[Exercise aim]: If a record holds a picture, omit that picture and copy everything else exactly.

[The input]:
■ ■ ■

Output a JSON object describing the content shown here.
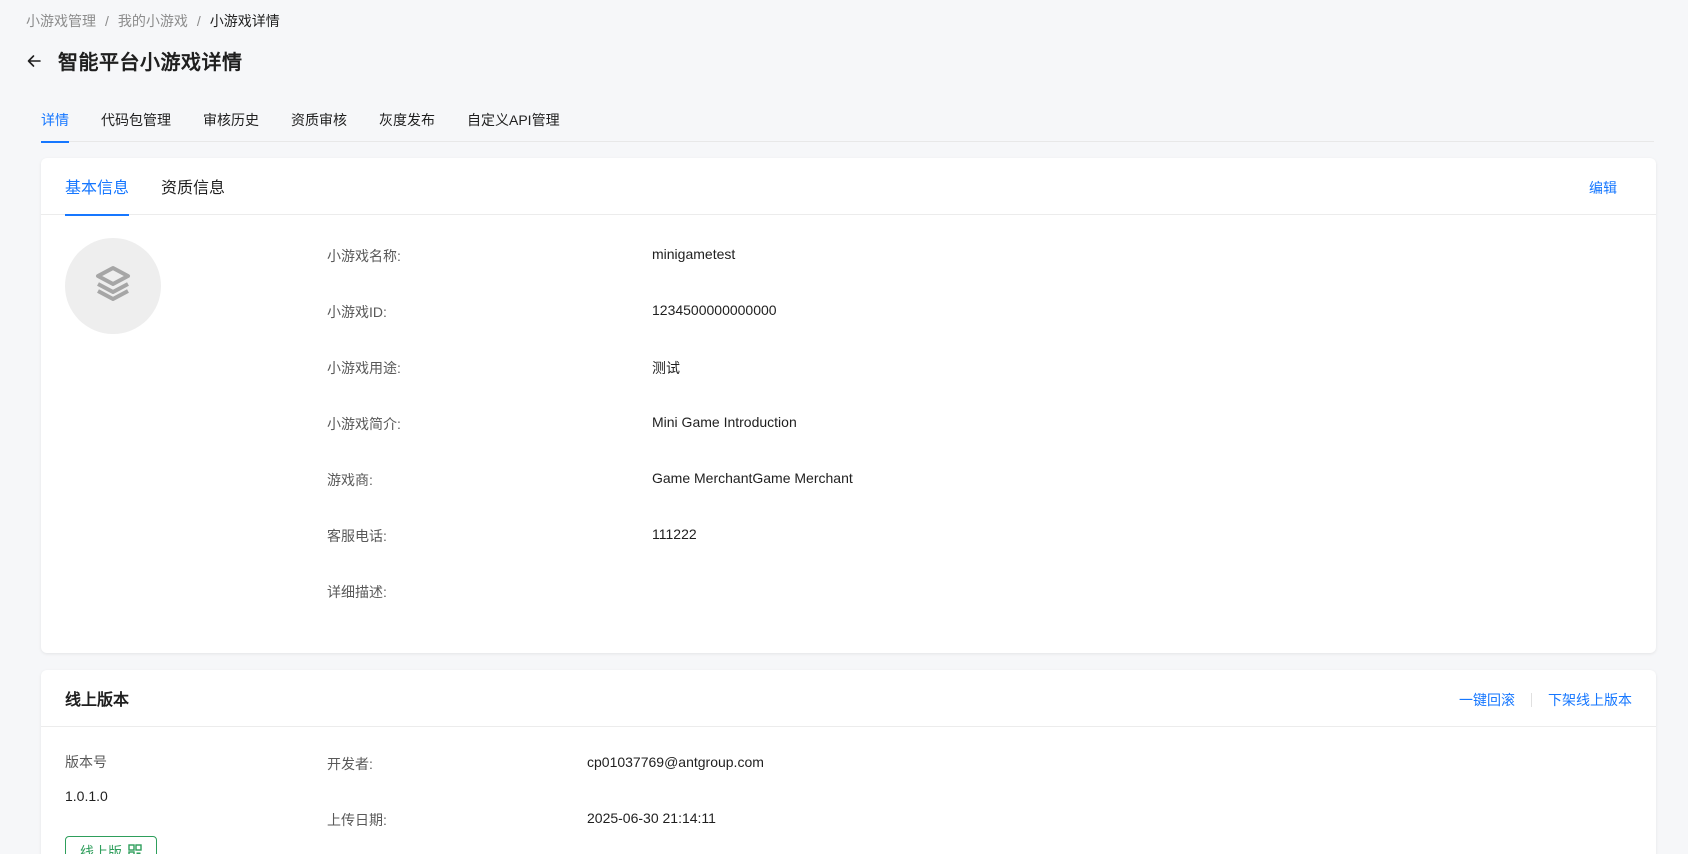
{
  "breadcrumb": {
    "items": [
      "小游戏管理",
      "我的小游戏",
      "小游戏详情"
    ],
    "separator": "/"
  },
  "header": {
    "title": "智能平台小游戏详情",
    "back_icon": "arrow-left-icon"
  },
  "top_tabs": [
    {
      "label": "详情",
      "active": true
    },
    {
      "label": "代码包管理",
      "active": false
    },
    {
      "label": "审核历史",
      "active": false
    },
    {
      "label": "资质审核",
      "active": false
    },
    {
      "label": "灰度发布",
      "active": false
    },
    {
      "label": "自定义API管理",
      "active": false
    }
  ],
  "basic_card": {
    "tabs": [
      {
        "label": "基本信息",
        "active": true
      },
      {
        "label": "资质信息",
        "active": false
      }
    ],
    "edit_label": "编辑",
    "avatar_icon": "layers-icon",
    "fields": [
      {
        "label": "小游戏名称:",
        "value": "minigametest"
      },
      {
        "label": "小游戏ID:",
        "value": "1234500000000000"
      },
      {
        "label": "小游戏用途:",
        "value": "测试"
      },
      {
        "label": "小游戏简介:",
        "value": "Mini Game Introduction"
      },
      {
        "label": "游戏商:",
        "value": "Game MerchantGame Merchant"
      },
      {
        "label": "客服电话:",
        "value": "111222"
      },
      {
        "label": "详细描述:",
        "value": ""
      }
    ]
  },
  "online_card": {
    "title": "线上版本",
    "actions": {
      "rollback": "一键回滚",
      "take_offline": "下架线上版本"
    },
    "version_label": "版本号",
    "version_value": "1.0.1.0",
    "badge_label": "线上版",
    "badge_icon": "qrcode-icon",
    "fields": [
      {
        "label": "开发者:",
        "value": "cp01037769@antgroup.com"
      },
      {
        "label": "上传日期:",
        "value": "2025-06-30 21:14:11"
      }
    ]
  },
  "colors": {
    "accent": "#1677ff",
    "success": "#2e9e5b",
    "background": "#f6f7f9"
  }
}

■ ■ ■

[Response for this exercise]:
Output a JSON object describing the content shown here.
{
  "breadcrumb": {
    "items": [
      "小游戏管理",
      "我的小游戏",
      "小游戏详情"
    ],
    "separator": "/"
  },
  "header": {
    "title": "智能平台小游戏详情",
    "back_icon": "arrow-left-icon"
  },
  "top_tabs": [
    {
      "label": "详情",
      "active": true
    },
    {
      "label": "代码包管理",
      "active": false
    },
    {
      "label": "审核历史",
      "active": false
    },
    {
      "label": "资质审核",
      "active": false
    },
    {
      "label": "灰度发布",
      "active": false
    },
    {
      "label": "自定义API管理",
      "active": false
    }
  ],
  "basic_card": {
    "tabs": [
      {
        "label": "基本信息",
        "active": true
      },
      {
        "label": "资质信息",
        "active": false
      }
    ],
    "edit_label": "编辑",
    "avatar_icon": "layers-icon",
    "fields": [
      {
        "label": "小游戏名称:",
        "value": "minigametest"
      },
      {
        "label": "小游戏ID:",
        "value": "1234500000000000"
      },
      {
        "label": "小游戏用途:",
        "value": "测试"
      },
      {
        "label": "小游戏简介:",
        "value": "Mini Game Introduction"
      },
      {
        "label": "游戏商:",
        "value": "Game MerchantGame Merchant"
      },
      {
        "label": "客服电话:",
        "value": "111222"
      },
      {
        "label": "详细描述:",
        "value": ""
      }
    ]
  },
  "online_card": {
    "title": "线上版本",
    "actions": {
      "rollback": "一键回滚",
      "take_offline": "下架线上版本"
    },
    "version_label": "版本号",
    "version_value": "1.0.1.0",
    "badge_label": "线上版",
    "badge_icon": "qrcode-icon",
    "fields": [
      {
        "label": "开发者:",
        "value": "cp01037769@antgroup.com"
      },
      {
        "label": "上传日期:",
        "value": "2025-06-30 21:14:11"
      }
    ]
  },
  "colors": {
    "accent": "#1677ff",
    "success": "#2e9e5b",
    "background": "#f6f7f9"
  }
}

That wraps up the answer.